There is a gender gap in cancer research.
Identifying effective cancer treatments is never an easy process, and even drugs that make it to the market are rarely effective on every patient. As cancer treatment becomes more personalized, clinicians have come to realize how biological factors beyond a patient’s control—especially gender—can determine treatment outcome. Oncologists often know a treatment may fail, not based on mountains of study, but through their own frustration that comes from treating patients.
This is because studies on blockbuster cancer drugs rarely reflect the population of patients who fall ill with the disease they seek to cure. This is a challenge for many patient populations but an overwhelming amount of research shows females suffer unjustly from clinical trial inequality.
“Except for the cancers for male patients and female patients—prostate cancer is obviously all male and breast cancer is predominantly female—we don’t pay that much attention to the gender of our models or how that would affect treatment outcomes,” says Dr. Faye Johnson of the University of Texas MD Anderson Cancer Center. “ But research suggests that we really should.”
Read Full Article: Females Suffer From Gender Gap in Cancer Trials, Drug Development

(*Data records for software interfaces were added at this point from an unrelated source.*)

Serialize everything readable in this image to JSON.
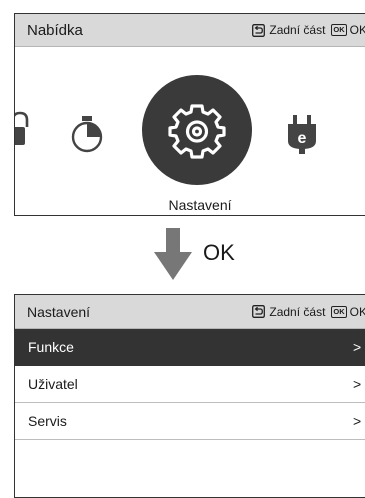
{
  "top_panel": {
    "title": "Nabídka",
    "back_label": "Zadní část",
    "ok_icon_text": "OK",
    "ok_label": "OK",
    "selected_label": "Nastavení",
    "icons": [
      "lock-icon",
      "timer-icon",
      "gear-icon",
      "energy-plug-icon",
      "item-partial-icon"
    ]
  },
  "transition": {
    "label": "OK"
  },
  "bottom_panel": {
    "title": "Nastavení",
    "back_label": "Zadní část",
    "ok_icon_text": "OK",
    "ok_label": "OK",
    "items": [
      {
        "label": "Funkce",
        "chevron": ">",
        "selected": true
      },
      {
        "label": "Uživatel",
        "chevron": ">",
        "selected": false
      },
      {
        "label": "Servis",
        "chevron": ">",
        "selected": false
      }
    ]
  },
  "colors": {
    "header_bg": "#d9d9d9",
    "selected_bg": "#333333",
    "arrow": "#777777"
  }
}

|Read Full Article: Females Suffer From Gender Gap in Cancer Trials, Drug Development|